WHAT TO PRODUCE:
When a line in the entries contains the word "after", copy that line in full.

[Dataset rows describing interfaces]
....

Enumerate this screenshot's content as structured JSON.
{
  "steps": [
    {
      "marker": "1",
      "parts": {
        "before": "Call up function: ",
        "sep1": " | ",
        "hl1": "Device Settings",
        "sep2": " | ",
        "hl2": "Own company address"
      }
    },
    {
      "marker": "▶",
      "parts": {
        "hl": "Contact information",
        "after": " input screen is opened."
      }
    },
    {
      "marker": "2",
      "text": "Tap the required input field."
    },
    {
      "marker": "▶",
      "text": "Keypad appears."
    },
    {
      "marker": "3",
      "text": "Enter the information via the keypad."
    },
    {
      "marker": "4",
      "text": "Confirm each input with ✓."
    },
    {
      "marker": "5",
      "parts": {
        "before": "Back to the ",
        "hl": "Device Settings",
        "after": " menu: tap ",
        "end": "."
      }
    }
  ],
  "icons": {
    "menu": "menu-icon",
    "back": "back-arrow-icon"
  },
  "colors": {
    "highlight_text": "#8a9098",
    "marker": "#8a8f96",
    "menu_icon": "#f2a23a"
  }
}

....

YOUR RESPONSE:
        "after": " input screen is opened."
        "after": " menu: tap ",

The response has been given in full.